[DATA FOR THIS TASK — start]

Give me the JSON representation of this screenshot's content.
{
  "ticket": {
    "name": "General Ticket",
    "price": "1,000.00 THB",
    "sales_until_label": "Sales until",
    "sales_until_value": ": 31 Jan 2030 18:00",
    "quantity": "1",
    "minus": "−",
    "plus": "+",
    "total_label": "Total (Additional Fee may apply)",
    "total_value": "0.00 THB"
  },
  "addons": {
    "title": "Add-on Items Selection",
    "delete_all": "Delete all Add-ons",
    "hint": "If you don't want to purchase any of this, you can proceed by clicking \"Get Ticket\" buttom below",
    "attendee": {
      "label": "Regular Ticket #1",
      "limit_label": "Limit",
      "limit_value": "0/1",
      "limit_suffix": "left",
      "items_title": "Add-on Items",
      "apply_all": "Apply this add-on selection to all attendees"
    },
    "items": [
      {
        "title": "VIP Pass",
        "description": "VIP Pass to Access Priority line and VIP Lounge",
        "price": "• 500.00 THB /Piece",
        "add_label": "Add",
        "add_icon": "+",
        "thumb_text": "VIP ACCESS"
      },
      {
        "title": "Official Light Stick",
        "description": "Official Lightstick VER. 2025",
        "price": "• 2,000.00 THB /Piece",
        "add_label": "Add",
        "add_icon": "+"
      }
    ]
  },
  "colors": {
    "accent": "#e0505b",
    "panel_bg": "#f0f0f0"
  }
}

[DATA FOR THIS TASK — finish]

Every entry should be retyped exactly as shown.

Give me the JSON representation of this screenshot's content.
{
  "ticket": {
    "name": "General Ticket",
    "price": "1,000.00 THB",
    "sales_until_label": "Sales until",
    "sales_until_value": ": 31 Jan 2030 18:00",
    "quantity": "1",
    "minus": "−",
    "plus": "+",
    "total_label": "Total (Additional Fee may apply)",
    "total_value": "0.00 THB"
  },
  "addons": {
    "title": "Add-on Items Selection",
    "delete_all": "Delete all Add-ons",
    "hint": "If you don't want to purchase any of this, you can proceed by clicking \"Get Ticket\" buttom below",
    "attendee": {
      "label": "Regular Ticket #1",
      "limit_label": "Limit",
      "limit_value": "0/1",
      "limit_suffix": "left",
      "items_title": "Add-on Items",
      "apply_all": "Apply this add-on selection to all attendees"
    },
    "items": [
      {
        "title": "VIP Pass",
        "description": "VIP Pass to Access Priority line and VIP Lounge",
        "price": "• 500.00 THB /Piece",
        "add_label": "Add",
        "add_icon": "+",
        "thumb_text": "VIP ACCESS"
      },
      {
        "title": "Official Light Stick",
        "description": "Official Lightstick VER. 2025",
        "price": "• 2,000.00 THB /Piece",
        "add_label": "Add",
        "add_icon": "+"
      }
    ]
  },
  "colors": {
    "accent": "#e0505b",
    "panel_bg": "#f0f0f0"
  }
}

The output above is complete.